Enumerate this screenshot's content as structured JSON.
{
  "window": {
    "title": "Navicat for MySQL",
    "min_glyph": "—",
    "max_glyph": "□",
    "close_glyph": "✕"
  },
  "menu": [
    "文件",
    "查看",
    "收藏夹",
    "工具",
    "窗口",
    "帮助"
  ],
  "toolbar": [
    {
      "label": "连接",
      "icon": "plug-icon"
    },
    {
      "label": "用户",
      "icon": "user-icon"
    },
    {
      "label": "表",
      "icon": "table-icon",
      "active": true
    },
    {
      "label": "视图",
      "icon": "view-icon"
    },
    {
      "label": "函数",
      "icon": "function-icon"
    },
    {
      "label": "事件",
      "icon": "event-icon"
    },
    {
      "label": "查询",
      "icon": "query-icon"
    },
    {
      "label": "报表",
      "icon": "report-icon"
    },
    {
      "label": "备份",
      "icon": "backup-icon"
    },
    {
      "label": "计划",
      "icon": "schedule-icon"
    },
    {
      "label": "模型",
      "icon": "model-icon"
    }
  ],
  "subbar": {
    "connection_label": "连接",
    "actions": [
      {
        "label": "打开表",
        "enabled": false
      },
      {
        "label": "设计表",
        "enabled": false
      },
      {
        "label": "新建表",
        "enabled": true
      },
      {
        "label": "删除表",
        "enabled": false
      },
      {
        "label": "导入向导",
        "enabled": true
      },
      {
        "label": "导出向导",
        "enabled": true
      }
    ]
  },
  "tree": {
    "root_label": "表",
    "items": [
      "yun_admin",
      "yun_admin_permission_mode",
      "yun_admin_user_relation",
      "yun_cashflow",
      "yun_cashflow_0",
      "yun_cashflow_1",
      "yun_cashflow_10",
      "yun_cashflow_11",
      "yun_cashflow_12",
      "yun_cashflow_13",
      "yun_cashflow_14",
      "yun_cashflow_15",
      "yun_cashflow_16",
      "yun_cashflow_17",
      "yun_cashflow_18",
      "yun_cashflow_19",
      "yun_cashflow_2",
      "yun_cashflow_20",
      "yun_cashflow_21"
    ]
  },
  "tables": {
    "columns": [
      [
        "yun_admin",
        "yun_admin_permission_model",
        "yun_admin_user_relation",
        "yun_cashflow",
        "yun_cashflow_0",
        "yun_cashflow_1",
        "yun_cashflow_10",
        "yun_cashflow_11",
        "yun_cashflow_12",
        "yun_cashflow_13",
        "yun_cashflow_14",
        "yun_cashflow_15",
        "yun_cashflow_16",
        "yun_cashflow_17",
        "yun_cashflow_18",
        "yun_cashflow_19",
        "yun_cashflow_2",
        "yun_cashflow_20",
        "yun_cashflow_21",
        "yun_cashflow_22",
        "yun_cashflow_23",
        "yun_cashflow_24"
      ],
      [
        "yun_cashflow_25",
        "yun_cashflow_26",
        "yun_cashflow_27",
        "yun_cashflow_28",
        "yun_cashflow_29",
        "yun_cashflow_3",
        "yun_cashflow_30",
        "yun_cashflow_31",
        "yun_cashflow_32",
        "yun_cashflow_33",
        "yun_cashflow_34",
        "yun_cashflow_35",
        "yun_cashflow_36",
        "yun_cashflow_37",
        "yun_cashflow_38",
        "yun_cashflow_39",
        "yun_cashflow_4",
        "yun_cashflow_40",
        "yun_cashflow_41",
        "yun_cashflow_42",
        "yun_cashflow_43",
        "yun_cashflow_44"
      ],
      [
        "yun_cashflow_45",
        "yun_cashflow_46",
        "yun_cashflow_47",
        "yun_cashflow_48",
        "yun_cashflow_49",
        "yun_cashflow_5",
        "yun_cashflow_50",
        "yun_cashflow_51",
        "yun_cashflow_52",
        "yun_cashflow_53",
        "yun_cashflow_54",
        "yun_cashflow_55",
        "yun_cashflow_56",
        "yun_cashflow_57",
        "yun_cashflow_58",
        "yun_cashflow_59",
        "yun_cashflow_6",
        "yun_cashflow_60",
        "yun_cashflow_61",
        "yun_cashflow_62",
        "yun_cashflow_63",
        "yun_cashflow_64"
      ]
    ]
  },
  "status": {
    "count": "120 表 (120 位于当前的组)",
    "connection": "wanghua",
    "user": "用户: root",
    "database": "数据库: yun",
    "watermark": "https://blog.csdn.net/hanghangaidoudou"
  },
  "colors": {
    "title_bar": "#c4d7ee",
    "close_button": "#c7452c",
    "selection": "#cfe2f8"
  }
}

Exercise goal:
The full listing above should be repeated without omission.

Response below:
Enumerate this screenshot's content as structured JSON.
{
  "window": {
    "title": "Navicat for MySQL",
    "min_glyph": "—",
    "max_glyph": "□",
    "close_glyph": "✕"
  },
  "menu": [
    "文件",
    "查看",
    "收藏夹",
    "工具",
    "窗口",
    "帮助"
  ],
  "toolbar": [
    {
      "label": "连接",
      "icon": "plug-icon"
    },
    {
      "label": "用户",
      "icon": "user-icon"
    },
    {
      "label": "表",
      "icon": "table-icon",
      "active": true
    },
    {
      "label": "视图",
      "icon": "view-icon"
    },
    {
      "label": "函数",
      "icon": "function-icon"
    },
    {
      "label": "事件",
      "icon": "event-icon"
    },
    {
      "label": "查询",
      "icon": "query-icon"
    },
    {
      "label": "报表",
      "icon": "report-icon"
    },
    {
      "label": "备份",
      "icon": "backup-icon"
    },
    {
      "label": "计划",
      "icon": "schedule-icon"
    },
    {
      "label": "模型",
      "icon": "model-icon"
    }
  ],
  "subbar": {
    "connection_label": "连接",
    "actions": [
      {
        "label": "打开表",
        "enabled": false
      },
      {
        "label": "设计表",
        "enabled": false
      },
      {
        "label": "新建表",
        "enabled": true
      },
      {
        "label": "删除表",
        "enabled": false
      },
      {
        "label": "导入向导",
        "enabled": true
      },
      {
        "label": "导出向导",
        "enabled": true
      }
    ]
  },
  "tree": {
    "root_label": "表",
    "items": [
      "yun_admin",
      "yun_admin_permission_mode",
      "yun_admin_user_relation",
      "yun_cashflow",
      "yun_cashflow_0",
      "yun_cashflow_1",
      "yun_cashflow_10",
      "yun_cashflow_11",
      "yun_cashflow_12",
      "yun_cashflow_13",
      "yun_cashflow_14",
      "yun_cashflow_15",
      "yun_cashflow_16",
      "yun_cashflow_17",
      "yun_cashflow_18",
      "yun_cashflow_19",
      "yun_cashflow_2",
      "yun_cashflow_20",
      "yun_cashflow_21"
    ]
  },
  "tables": {
    "columns": [
      [
        "yun_admin",
        "yun_admin_permission_model",
        "yun_admin_user_relation",
        "yun_cashflow",
        "yun_cashflow_0",
        "yun_cashflow_1",
        "yun_cashflow_10",
        "yun_cashflow_11",
        "yun_cashflow_12",
        "yun_cashflow_13",
        "yun_cashflow_14",
        "yun_cashflow_15",
        "yun_cashflow_16",
        "yun_cashflow_17",
        "yun_cashflow_18",
        "yun_cashflow_19",
        "yun_cashflow_2",
        "yun_cashflow_20",
        "yun_cashflow_21",
        "yun_cashflow_22",
        "yun_cashflow_23",
        "yun_cashflow_24"
      ],
      [
        "yun_cashflow_25",
        "yun_cashflow_26",
        "yun_cashflow_27",
        "yun_cashflow_28",
        "yun_cashflow_29",
        "yun_cashflow_3",
        "yun_cashflow_30",
        "yun_cashflow_31",
        "yun_cashflow_32",
        "yun_cashflow_33",
        "yun_cashflow_34",
        "yun_cashflow_35",
        "yun_cashflow_36",
        "yun_cashflow_37",
        "yun_cashflow_38",
        "yun_cashflow_39",
        "yun_cashflow_4",
        "yun_cashflow_40",
        "yun_cashflow_41",
        "yun_cashflow_42",
        "yun_cashflow_43",
        "yun_cashflow_44"
      ],
      [
        "yun_cashflow_45",
        "yun_cashflow_46",
        "yun_cashflow_47",
        "yun_cashflow_48",
        "yun_cashflow_49",
        "yun_cashflow_5",
        "yun_cashflow_50",
        "yun_cashflow_51",
        "yun_cashflow_52",
        "yun_cashflow_53",
        "yun_cashflow_54",
        "yun_cashflow_55",
        "yun_cashflow_56",
        "yun_cashflow_57",
        "yun_cashflow_58",
        "yun_cashflow_59",
        "yun_cashflow_6",
        "yun_cashflow_60",
        "yun_cashflow_61",
        "yun_cashflow_62",
        "yun_cashflow_63",
        "yun_cashflow_64"
      ]
    ]
  },
  "status": {
    "count": "120 表 (120 位于当前的组)",
    "connection": "wanghua",
    "user": "用户: root",
    "database": "数据库: yun",
    "watermark": "https://blog.csdn.net/hanghangaidoudou"
  },
  "colors": {
    "title_bar": "#c4d7ee",
    "close_button": "#c7452c",
    "selection": "#cfe2f8"
  }
}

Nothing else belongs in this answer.